ROCHESTER, N.H. – After coming under attack over his business career and his assertion that he is not a career politician, Mitt Romney aggressively defended his work as a venture capitalist and told voters here Sunday that he personally has worried about being laid off.
“I know what it’s like to worry whether you’re gonna get fired,” Romney volunteered during a mid-day rally of several hundred inside an ornate opera house here. “There were a couple of times I wondered whether I was going to get a pink slip.”
Romney’s campaign could not immediately provide any examples of a time when the candidate feared losing his job.
The former Massachusetts governor rarely speaks in detail about his time as co-founder and chief executive of Bain Capital. But with a new online video financed by supporters of former House speaker Newt Gingrich attacking Romney over Bain acquisitions that led to mass layoffs, Romney moved aggressively to place his venture capital career in a more positive light.
Romney highlighted the firm’s $5 million investment that helped start Staples, the office supplies superstore that today employs some 90,000 people. He noted: “I was there the night we opened the first store. We helped stock the shelves.”
“For a while I worked in what’s called venture capital,” Romney said. “What is that? Well, we got money from other people and we would use that to help start businesses or sometimes acquire businesses that were in trouble or not doing so well and then try and make it better or get the businesses to grow. And when you have other people’s money and your own invested in something you’re very careful with it.”

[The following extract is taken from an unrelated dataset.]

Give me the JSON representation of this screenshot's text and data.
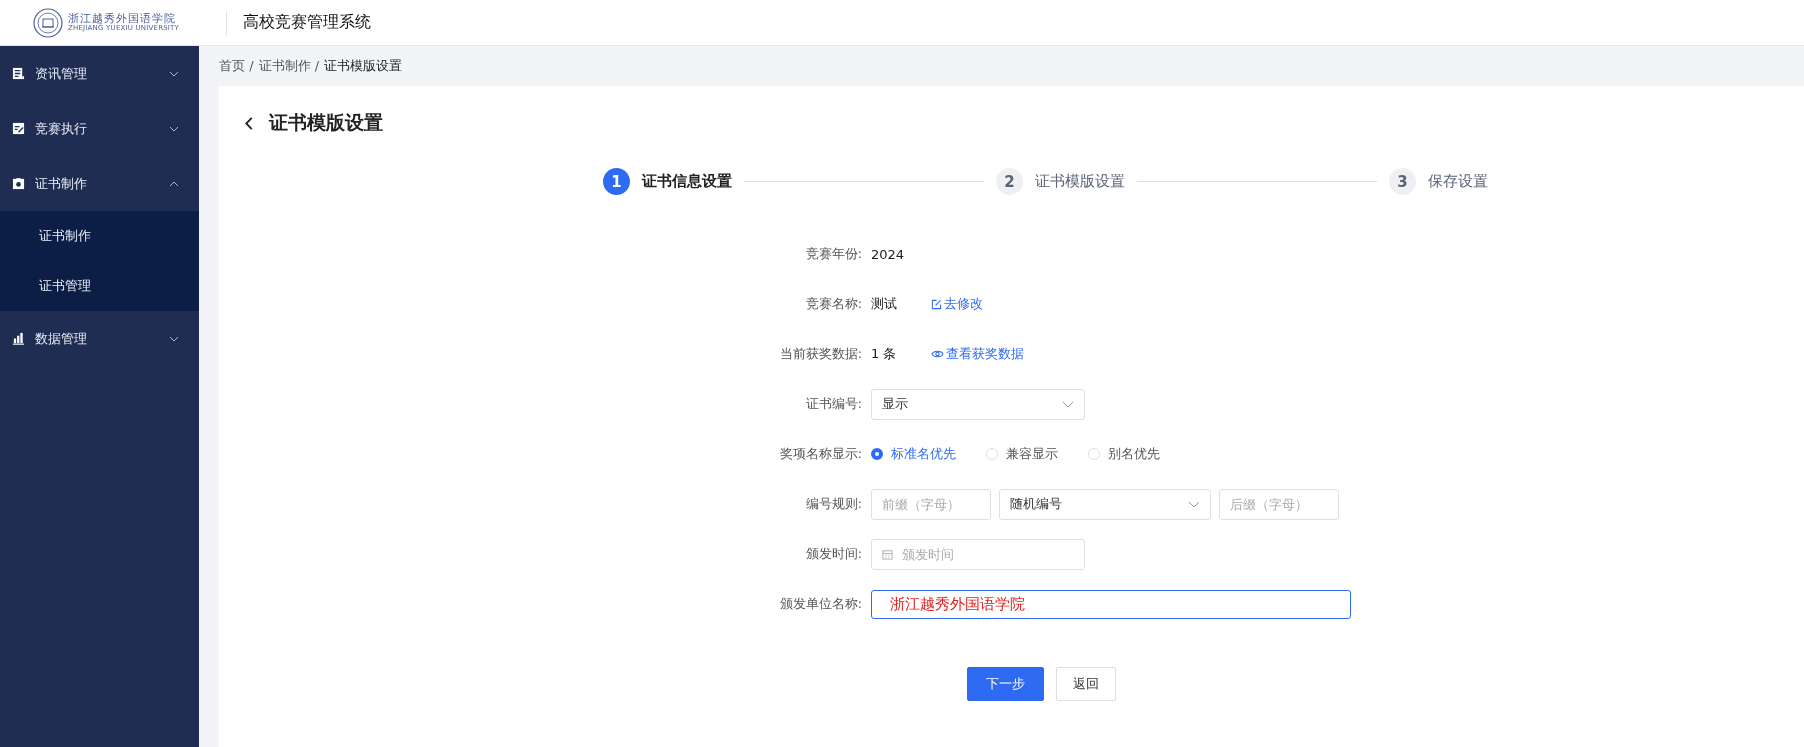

Later, Romney added: “I spent my career in the private sector. I’m not perfect, but I do get it, and I will use what I know to get America to work.”
Romney also moved to deflect criticism from Gingrich and former Pennsylvania senator Rick Santorum in Sunday morning’s debate over his political career. Romney frequently labels his rivals “career politicians” while telling audiences that he only spent four years in government. Of his one term as governor, Romney often jokes, "I didn't inhale."
“Can we drop a little bit of the pious baloney?” Gingrich said in the debate. He referenced Romney's 1994 race against then-Sen. Edward M. Kennedy (D-Mass.). “The fact is, you ran in ’94 and lost," Gingrich said. “That’s why you weren’t serving in the Senate.”
Addressing the Rochester rally, Romney said he “never imagined” he would run for president.
“This is just a very strange and unusual thing to be in the middle of,” Romney said. “I mean, I was just a high school kid like everybody else with skinny legs. And, you know, I imagined that I’d be, you know, in business all my career. And somehow I backed into the chance to do this.”
It was an unusual statement by a candidate who was raised in public life and is seeking the White House for the second time. His father, George, served three terms as governor of Michigan while Romney was a child and ran unsuccessfully for president in 1968.
Although Romney addressed attacks leveled by his opponents, he did not mention any by name, and kept most of his speech here focused on Obama.
“I look at these last three years and I just shake my head,” Romney said. “I don’t think the president gets it. I don’t think he gets what’s so unique about America. I don’t think he gets the power of people pursuing their dreams, of the pursuit of happiness as described in the Declaration of Independence. I don’t think he feels it, he experiences it the way so many of you do and I do by virtue of having lived in the real world.”